Lutron Electronics Co., Inc., whose Quantum total light management system is featured in the building, released the performance data recently.
The New York Times' 52-story tower, some 1.6 million square feet of Class A office space, opened in late 2007. The building on Eighth Avenue between 40th and 42nd streets was designed by the award-winning Renzo Piano Building Workshop and FXFOWLE Architects working in collaboration with several other firms.
Seasonal information gathered on the lighting system since the opening shows energy savings of 72 percent on the floors where it had been installed, Lutron said, quoting a recent presentation by Glenn D. Hughes, the director of construction for The New York Times Company during the design, installation and commissioning of the building.
The cost savings resulted from a significant reduction in lighting and cooling load, Hughes said. And, based on what was described as a conservative estimate of a 1 percent increase in productivity, Hughes also said the lighting system had paid for itself in less than a year.
In 2008, Hughes was widely quoted as saying, "We designed our building to use 1.28 watts per square foot of lighting power. With Quantum, it's using only 0.38 that's 70 percent less."
In fact, in three of the past four seasons, the lighting system delivered better performance. Here are the figures released by Hughes and Lutron:
0.37 watts per square foot in winter 2008-2009
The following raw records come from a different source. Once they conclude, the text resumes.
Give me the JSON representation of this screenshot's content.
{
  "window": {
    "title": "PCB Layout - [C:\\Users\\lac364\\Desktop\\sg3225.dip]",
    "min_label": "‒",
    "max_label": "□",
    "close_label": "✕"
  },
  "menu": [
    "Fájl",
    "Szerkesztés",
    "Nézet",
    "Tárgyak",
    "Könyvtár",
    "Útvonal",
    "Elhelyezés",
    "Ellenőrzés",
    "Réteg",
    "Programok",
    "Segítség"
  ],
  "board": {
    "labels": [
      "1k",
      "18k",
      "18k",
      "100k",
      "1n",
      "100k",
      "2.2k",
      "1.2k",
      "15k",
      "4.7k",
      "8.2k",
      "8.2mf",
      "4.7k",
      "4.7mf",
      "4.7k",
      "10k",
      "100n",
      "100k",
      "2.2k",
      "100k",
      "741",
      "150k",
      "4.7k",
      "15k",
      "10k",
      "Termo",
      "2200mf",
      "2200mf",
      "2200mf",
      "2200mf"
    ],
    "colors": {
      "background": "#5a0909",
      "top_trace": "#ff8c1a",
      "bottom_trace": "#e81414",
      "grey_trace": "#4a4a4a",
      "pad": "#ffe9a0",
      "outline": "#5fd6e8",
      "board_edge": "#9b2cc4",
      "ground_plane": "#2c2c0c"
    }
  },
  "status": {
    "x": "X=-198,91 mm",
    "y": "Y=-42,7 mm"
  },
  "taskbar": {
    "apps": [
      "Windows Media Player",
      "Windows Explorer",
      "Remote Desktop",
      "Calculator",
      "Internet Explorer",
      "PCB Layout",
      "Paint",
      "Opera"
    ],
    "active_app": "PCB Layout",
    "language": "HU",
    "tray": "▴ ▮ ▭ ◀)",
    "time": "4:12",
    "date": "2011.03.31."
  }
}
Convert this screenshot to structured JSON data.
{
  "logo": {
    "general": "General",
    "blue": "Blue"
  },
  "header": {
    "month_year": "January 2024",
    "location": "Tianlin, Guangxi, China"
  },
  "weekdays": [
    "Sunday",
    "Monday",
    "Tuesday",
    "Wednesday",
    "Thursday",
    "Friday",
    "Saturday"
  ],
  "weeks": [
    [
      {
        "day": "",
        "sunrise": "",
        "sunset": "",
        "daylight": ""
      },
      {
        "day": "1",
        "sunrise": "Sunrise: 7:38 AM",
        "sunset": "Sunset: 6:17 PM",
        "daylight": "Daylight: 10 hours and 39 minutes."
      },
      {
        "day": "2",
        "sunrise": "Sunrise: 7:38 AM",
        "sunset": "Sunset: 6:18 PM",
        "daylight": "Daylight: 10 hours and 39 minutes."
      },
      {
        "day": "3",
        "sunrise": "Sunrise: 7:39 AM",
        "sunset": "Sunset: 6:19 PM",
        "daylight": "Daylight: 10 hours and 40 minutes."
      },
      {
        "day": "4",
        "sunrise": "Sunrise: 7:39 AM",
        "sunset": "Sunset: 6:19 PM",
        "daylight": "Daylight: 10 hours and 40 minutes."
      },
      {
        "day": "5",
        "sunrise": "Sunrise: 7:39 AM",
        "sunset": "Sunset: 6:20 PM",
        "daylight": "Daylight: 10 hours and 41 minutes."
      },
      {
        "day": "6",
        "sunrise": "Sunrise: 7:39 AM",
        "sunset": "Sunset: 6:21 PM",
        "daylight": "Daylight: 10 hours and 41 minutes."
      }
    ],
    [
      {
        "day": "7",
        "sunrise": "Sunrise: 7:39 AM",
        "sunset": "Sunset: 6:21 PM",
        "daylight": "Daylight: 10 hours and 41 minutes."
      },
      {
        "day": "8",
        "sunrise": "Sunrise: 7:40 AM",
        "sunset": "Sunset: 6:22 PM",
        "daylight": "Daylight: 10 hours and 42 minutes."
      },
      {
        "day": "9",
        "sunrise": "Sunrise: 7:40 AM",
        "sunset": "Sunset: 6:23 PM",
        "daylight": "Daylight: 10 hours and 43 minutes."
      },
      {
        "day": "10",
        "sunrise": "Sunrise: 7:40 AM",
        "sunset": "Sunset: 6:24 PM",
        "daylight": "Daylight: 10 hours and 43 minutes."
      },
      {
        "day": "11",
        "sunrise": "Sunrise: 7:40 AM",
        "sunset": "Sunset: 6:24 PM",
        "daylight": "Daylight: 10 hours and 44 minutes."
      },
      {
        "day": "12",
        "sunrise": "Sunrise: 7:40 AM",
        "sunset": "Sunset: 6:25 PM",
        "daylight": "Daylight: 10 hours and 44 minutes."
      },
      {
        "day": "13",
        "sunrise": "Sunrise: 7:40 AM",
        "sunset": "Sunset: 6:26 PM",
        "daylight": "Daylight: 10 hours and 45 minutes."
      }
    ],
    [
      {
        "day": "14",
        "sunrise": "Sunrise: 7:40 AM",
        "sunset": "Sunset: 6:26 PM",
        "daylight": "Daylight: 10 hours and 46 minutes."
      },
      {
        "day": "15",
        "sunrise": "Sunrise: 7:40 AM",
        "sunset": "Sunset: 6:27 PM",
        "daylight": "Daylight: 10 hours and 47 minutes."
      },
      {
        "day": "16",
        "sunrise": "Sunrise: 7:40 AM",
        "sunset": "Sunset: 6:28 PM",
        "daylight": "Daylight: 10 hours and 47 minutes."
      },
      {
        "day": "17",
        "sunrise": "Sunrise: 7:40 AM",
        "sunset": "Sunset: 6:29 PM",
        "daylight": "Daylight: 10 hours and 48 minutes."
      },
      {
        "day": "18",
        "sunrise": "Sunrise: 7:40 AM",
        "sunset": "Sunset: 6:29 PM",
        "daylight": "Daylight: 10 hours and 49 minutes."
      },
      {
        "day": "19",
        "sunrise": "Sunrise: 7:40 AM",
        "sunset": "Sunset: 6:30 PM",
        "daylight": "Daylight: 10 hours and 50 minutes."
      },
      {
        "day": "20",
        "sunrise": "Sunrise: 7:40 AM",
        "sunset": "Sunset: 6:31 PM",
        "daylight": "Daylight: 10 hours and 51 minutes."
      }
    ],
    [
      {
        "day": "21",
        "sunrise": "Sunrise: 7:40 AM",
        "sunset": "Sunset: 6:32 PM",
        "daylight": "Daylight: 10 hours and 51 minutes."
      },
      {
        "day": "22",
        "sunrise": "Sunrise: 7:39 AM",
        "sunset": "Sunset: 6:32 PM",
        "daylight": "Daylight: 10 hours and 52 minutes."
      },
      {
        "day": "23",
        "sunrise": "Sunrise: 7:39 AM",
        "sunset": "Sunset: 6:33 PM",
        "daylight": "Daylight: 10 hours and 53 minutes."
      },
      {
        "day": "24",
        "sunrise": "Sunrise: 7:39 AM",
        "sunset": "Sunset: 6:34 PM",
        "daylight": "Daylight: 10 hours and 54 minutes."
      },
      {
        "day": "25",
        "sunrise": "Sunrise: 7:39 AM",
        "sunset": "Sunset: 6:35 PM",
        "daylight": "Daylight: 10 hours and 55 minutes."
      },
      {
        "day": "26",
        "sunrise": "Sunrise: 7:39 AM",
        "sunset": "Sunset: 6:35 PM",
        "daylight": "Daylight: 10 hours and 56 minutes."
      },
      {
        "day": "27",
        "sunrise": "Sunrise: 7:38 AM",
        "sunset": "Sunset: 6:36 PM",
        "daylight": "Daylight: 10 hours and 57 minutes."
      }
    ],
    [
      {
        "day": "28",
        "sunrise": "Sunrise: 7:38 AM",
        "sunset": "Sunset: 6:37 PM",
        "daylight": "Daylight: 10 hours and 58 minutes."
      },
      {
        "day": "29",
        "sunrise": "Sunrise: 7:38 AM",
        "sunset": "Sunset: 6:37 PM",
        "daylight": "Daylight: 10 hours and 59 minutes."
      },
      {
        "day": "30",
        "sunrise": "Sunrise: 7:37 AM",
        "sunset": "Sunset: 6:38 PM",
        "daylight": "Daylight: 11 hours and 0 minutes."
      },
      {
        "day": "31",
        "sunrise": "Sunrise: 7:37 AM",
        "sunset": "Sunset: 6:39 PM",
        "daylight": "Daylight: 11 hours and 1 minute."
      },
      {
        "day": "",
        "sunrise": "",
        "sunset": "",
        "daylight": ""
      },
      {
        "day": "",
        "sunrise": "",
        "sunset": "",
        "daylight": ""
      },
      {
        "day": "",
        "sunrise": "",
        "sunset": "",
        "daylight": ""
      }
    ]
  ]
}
0.37 watts per square foot in fall 2008
0.33 watts per square foot in summer 2008
0.38 watts per square foot in spring 2008